Law firms, financial institutions, and other regulated industries will, in many cases, not be able to meet security and confidentiality requirements with Cloud storage. Amongst other issues, the concern that governments may require Cloud storage services to release files to the government is a major deterrent to Cloud-based file sharing at firms with highly sensitive data.

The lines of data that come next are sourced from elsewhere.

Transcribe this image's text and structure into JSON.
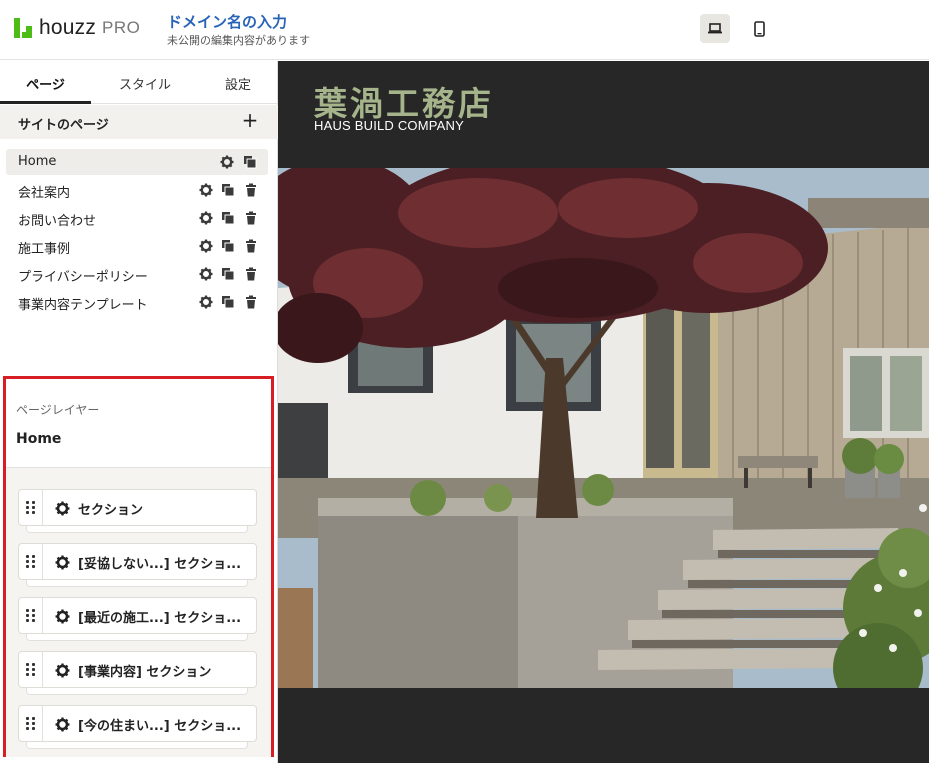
{
  "header": {
    "logo_text": "houzz",
    "logo_pro": "PRO",
    "domain_title": "ドメイン名の入力",
    "domain_sub": "未公開の編集内容があります",
    "device_desktop_icon": "laptop-icon",
    "device_mobile_icon": "mobile-icon"
  },
  "sidebar": {
    "tabs": [
      {
        "label": "ページ",
        "active": true
      },
      {
        "label": "スタイル",
        "active": false
      },
      {
        "label": "設定",
        "active": false
      }
    ],
    "pages_title": "サイトのページ",
    "add_label": "+",
    "pages": [
      {
        "label": "Home",
        "active": true
      },
      {
        "label": "会社案内"
      },
      {
        "label": "お問い合わせ"
      },
      {
        "label": "施工事例"
      },
      {
        "label": "プライバシーポリシー"
      },
      {
        "label": "事業内容テンプレート"
      }
    ],
    "layers": {
      "label": "ページレイヤー",
      "page_name": "Home",
      "sections": [
        {
          "label": "セクション"
        },
        {
          "label": "[妥協しない...] セクショ..."
        },
        {
          "label": "[最近の施工...] セクショ..."
        },
        {
          "label": "[事業内容] セクション"
        },
        {
          "label": "[今の住まい...] セクショ..."
        }
      ]
    }
  },
  "preview": {
    "brand_jp": "葉渦工務店",
    "brand_en": "HAUS BUILD COMPANY",
    "colors": {
      "brand": "#a6b48b",
      "background": "#272727"
    }
  },
  "colors": {
    "accent": "#2a64b8",
    "logo": "#4dbc15",
    "highlight_border": "#d81e25"
  }
}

The reality is that file storage is undergoing a major transition which will last for many years. Some legal and financial firms do store certain classes of files, for example, those used for training, in Cloud storage. In the ILTA/Inside Legal 2014 Technology Purchasing Survey3, 35% of participants reported that they had purchased Cloud storage (e.g., Dropbox, Box, ShareFile or OneDrive) in the last 12 months. However, only 17% plan to make Cloud storage purchases in the next 12 months. A wholesale conversion to Cloud storage is not in the works in the legal sector. At many firms, files will remain on-premises, behind the firm firewall, for years to come.

What this means is that mobile solutions must support sharing of files stored in a myriad of repositories, both on-premises and in the Cloud. Files may be stored in Windows shares, SharePoint, or WorkSite on-premises, or in NetDocuments, OneDrive, Box, or Dropbox in the Cloud. Files may be on-premises this quarter and be migrated to Box next quarter. To the mobile professional, where the files are stored must be transparent. All that matters to the user is that file sharing on a mobile device is fast and easy. Therefore, IT needs one mobility solution which lets mobile users share files no matter where they are stored.

–Maureen

  1. Gartner CIO Agenda Report 2013, p. 8; http://www.gartner.com/imagesrv/cio/pdf/cio_agenda_insights2013.pdf
  2. Everest Group Cloud Adoption Survey 2013, p. 9; http://www.everestgrp.com/wp-content/uploads/2013/03/2013-Enterprise-Cloud-Adoption-Survey.pdf
  3. 2014 International Legal Technology Association/InsideLegal Technology Purchasing Survey, p.6; http://insidelegal.typepad.com/files/2014/08/2014_ILTA_InsideLegal_Technology_Purchasing_Survey.pdf